About the Measles vaccine

  • The measles vaccine protects against measles, a very contagious disease caused by the measles virus.
  • In the Yukon, measles vaccination is a 2 dose series and is part of the combination immunization known as MMR, which protects infants and children from measles, mumps and rubella, all in 1 shot.
  • The measles vaccination is a live vaccine that contains a weakened form of 3 viruses, including measles, mumps and rubella, that do not cause infection.

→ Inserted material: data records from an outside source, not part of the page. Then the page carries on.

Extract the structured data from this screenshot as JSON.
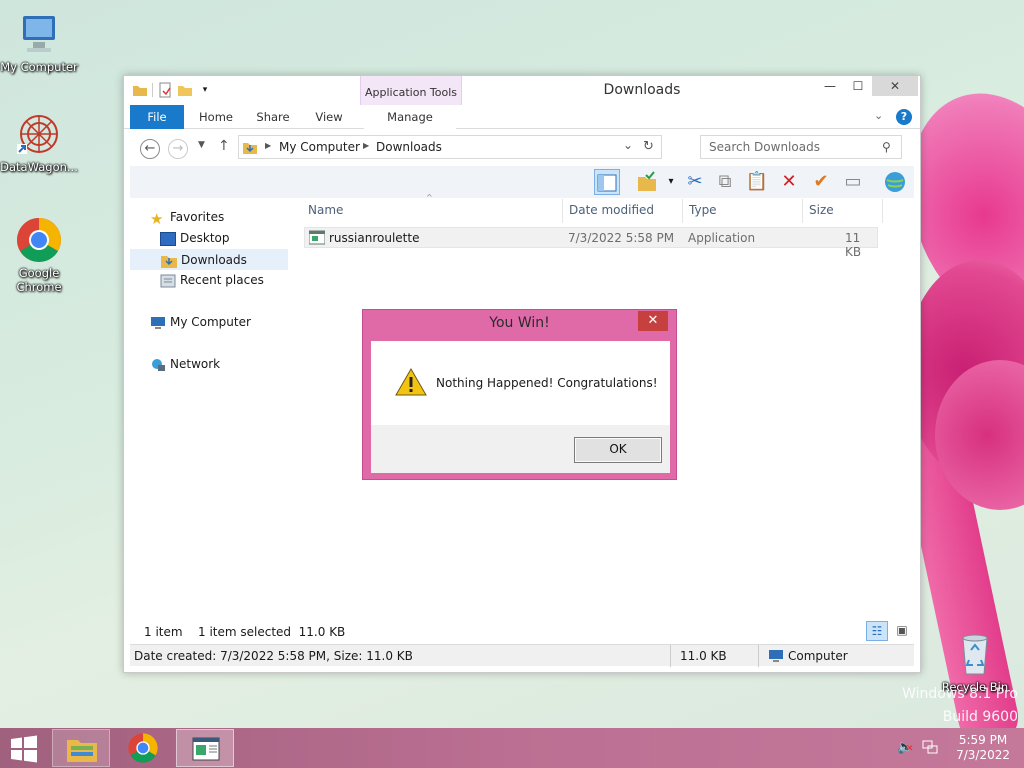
{
  "desktop": {
    "icons": [
      {
        "label": "My Computer"
      },
      {
        "label": "DataWagon..."
      },
      {
        "label": "Google Chrome"
      },
      {
        "label": "Recycle Bin"
      }
    ],
    "watermark_line1": "Windows 8.1 Pro",
    "watermark_line2": "Build 9600"
  },
  "explorer": {
    "title": "Downloads",
    "contextual_tab_group": "Application Tools",
    "tabs": [
      "File",
      "Home",
      "Share",
      "View",
      "Manage"
    ],
    "breadcrumb": [
      "My Computer",
      "Downloads"
    ],
    "search_placeholder": "Search Downloads",
    "nav": {
      "favorites": "Favorites",
      "desktop": "Desktop",
      "downloads": "Downloads",
      "recent": "Recent places",
      "computer": "My Computer",
      "network": "Network"
    },
    "columns": [
      "Name",
      "Date modified",
      "Type",
      "Size"
    ],
    "files": [
      {
        "name": "russianroulette",
        "date": "7/3/2022 5:58 PM",
        "type": "Application",
        "size": "11 KB"
      }
    ],
    "status": {
      "items": "1 item",
      "selected": "1 item selected  11.0 KB"
    },
    "details_bar": {
      "info": "Date created: 7/3/2022 5:58 PM, Size: 11.0 KB",
      "size": "11.0 KB",
      "location": "Computer"
    }
  },
  "dialog": {
    "title": "You Win!",
    "message": "Nothing Happened! Congratulations!",
    "ok_label": "OK"
  },
  "taskbar": {
    "time": "5:59 PM",
    "date": "7/3/2022"
  },
  "colors": {
    "accent": "#1979ca",
    "dialog_frame": "#e06aa8",
    "taskbar": "#b56d8f"
  }
}
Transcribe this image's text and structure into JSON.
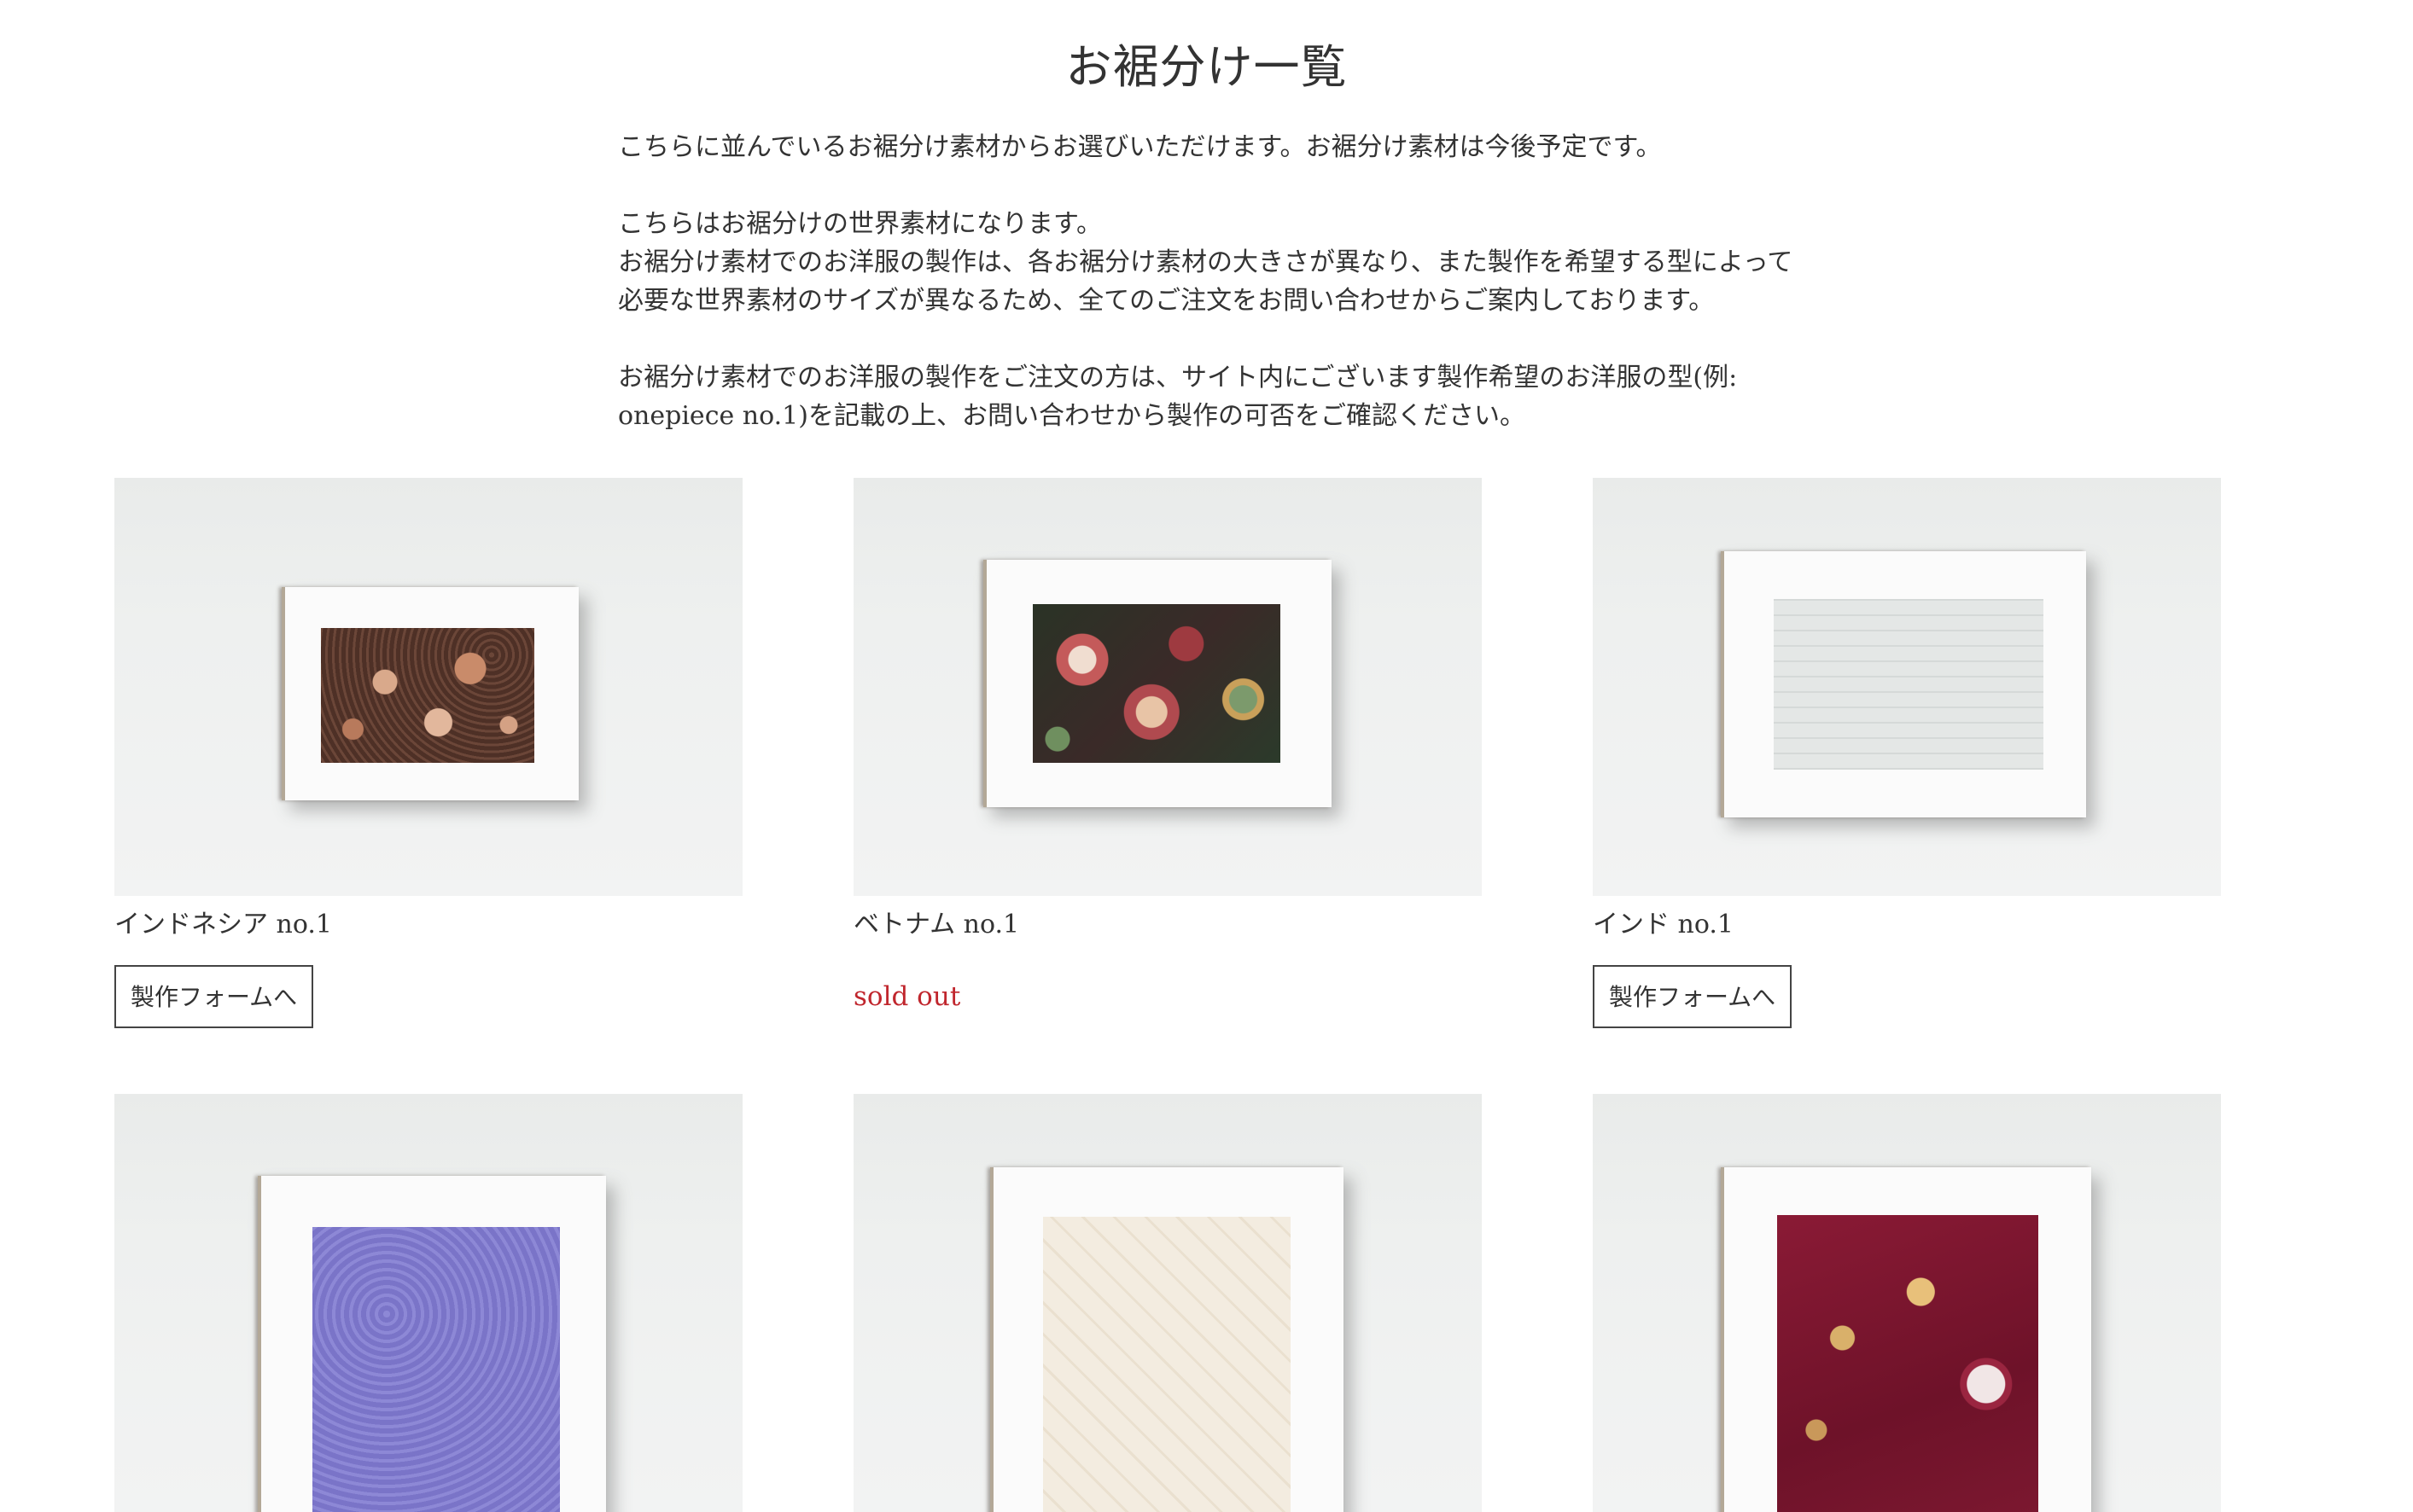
{
  "page": {
    "title": "お裾分け一覧",
    "intro": [
      "こちらに並んでいるお裾分け素材からお選びいただけます。お裾分け素材は今後予定です。",
      "こちらはお裾分けの世界素材になります。\nお裾分け素材でのお洋服の製作は、各お裾分け素材の大きさが異なり、また製作を希望する型によって\n必要な世界素材のサイズが異なるため、全てのご注文をお問い合わせからご案内しております。",
      "お裾分け素材でのお洋服の製作をご注文の方は、サイト内にございます製作希望のお洋服の型(例:\nonepiece no.1)を記載の上、お問い合わせから製作の可否をご確認ください。"
    ]
  },
  "products": [
    {
      "name": "インドネシア no.1",
      "button_label": "製作フォームへ",
      "status": "available",
      "fabric_icon": "brown-floral-batik-fabric"
    },
    {
      "name": "ベトナム no.1",
      "status_label": "sold out",
      "status": "sold_out",
      "fabric_icon": "red-green-floral-brocade-fabric"
    },
    {
      "name": "インド no.1",
      "button_label": "製作フォームへ",
      "status": "available",
      "fabric_icon": "silver-embroidered-fabric"
    },
    {
      "name": "",
      "status": "unknown",
      "fabric_icon": "lavender-paisley-fabric"
    },
    {
      "name": "",
      "status": "unknown",
      "fabric_icon": "cream-jacquard-fabric"
    },
    {
      "name": "",
      "status": "unknown",
      "fabric_icon": "burgundy-floral-satin-fabric"
    }
  ],
  "colors": {
    "text": "#333333",
    "sold_out": "#c0262d",
    "button_border": "#444444"
  }
}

  • The MMR vaccine is given to children as a series of 2 doses.
    • the 1st dose is given at 12 months of age; and
    • the 2nd dose is given at 4 to 6 years of age.
  • Children 4 to 12 years of age who also need protection against chickenpox (varicella) can get their 2nd dose as the combined measles, mumps, rubella and varicella (MMRV) vaccine.
  • Older children and teens who have not been vaccinated should also get 2 doses of the MMR vaccine.
  • The MMR vaccine is not routinely recommended for individuals born before 1970 as it is generally assumed they have acquired immunity to measles from natural infection. There may be susceptible individuals in this age group, however, and those without a history of measles vaccine or disease may be considered susceptible and offered MMR vaccine per the routine schedule.
  • Non-immune health care workers, students of post-secondary educational settings and travelers to outside of North America should receive 2 doses of the MMR vaccine.
  • This vaccine should not be given during pregnancy. It is important to ensure MMR immunization is complete before pregnancy. Female recipients should avoid pregnancy for 1 month following immunization.
  • Measles, also known as red measles, is a highly contagious virus.
  • It is easily spread through the air by the respiratory droplets of an infected person coughing, sneezing or breathing. This virus can survive in small droplets in the air for several hours and you can catch it just by being in a room where a person with measles has been.
  • Measles causes:
    • fever;
    • runny nose;
    • red eyes; and
    • a rash on the face and body.
  • It can also lead to ear infections and pneumonia (infection of the lungs).
  • More serious complications include brain swelling (encephalitis), seizures, deafness, permanent brain damage and even death.
  • If infected during pregnancy, measles can increase the risk of miscarriage and premature delivery.
  • According to the World Health Organization, measles is a leading cause of vaccine-preventable deaths in children across the world. Since measles is so easy to catch in certain countries, travellers who are not vaccinated can bring the measles back home.
  • About 1 in 3000 people with measles can die from complications.
  • This vaccine is safe and very effective.
  • The MMR vaccine is the best way to protect against measles and its complications.
  • The MMR vaccine is a combination vaccine that also protects against 2 other infections, mumps and rubella.
  • When you or your child get vaccinated, you help protect the spread to others too.
  • This vaccine is free in the Yukon for those who need it.
  • Most children and adults have no reactions to immunization. For those that do, common reactions to the immunization may include redness, tenderness, and swelling at the injection site. Some may develop a mild to moderate fever, a skin rash and swelling of glands in the cheek or neck, 7 to 12 days after vaccination. If the rash resembles chickenpox, keep it covered or stay way from pregnant women, infants and people with weak immune systems. Teenage and adult women may experience temporary joint pain.
  • Rarely, serious reactions that may occur include seizures caused by fever, low blood platelet count and encephalitis (inflammation of the brain). These reactions are very rare and the risk of them occurring is much higher following infection then vaccination.
  • Side effects of the immunization are easily relieved by applying a cold and damp compress to the site and administering acetaminophen or ibuprofen for temperatures 38.5°C or higher. See your health care provider if your symptoms are severe or last longer than 48 hours.
  • It is important to stay in the clinic for 15 minutes after getting any immunization because there is a rare possibility of developing a severe allergic reaction which is treatable at the clinic. This happens to fewer than 1 in 1 million people. If it happens after you leave the clinic, call 911 or the local emergency number. If you or your child experiences any serious or unexpected reactions, contact your physician and report all severe reactions to one of the nurses at your local Health Centre.

PROQUAD® potential allergens include:

  • hydrolysed gelatin;
  • neomycin;
  • bovine serum albumin; and
  • egg protein.

MMRII® potential allergens include:

  • hydrolyzed gelatin;
  • neomycin
  • phenol red
  • fetal bovine serum; and
  • egg protein.

PRIORIX® potential allergens include:

  • neomycin sulphate; and
  • egg protein.

Find out how to get immunized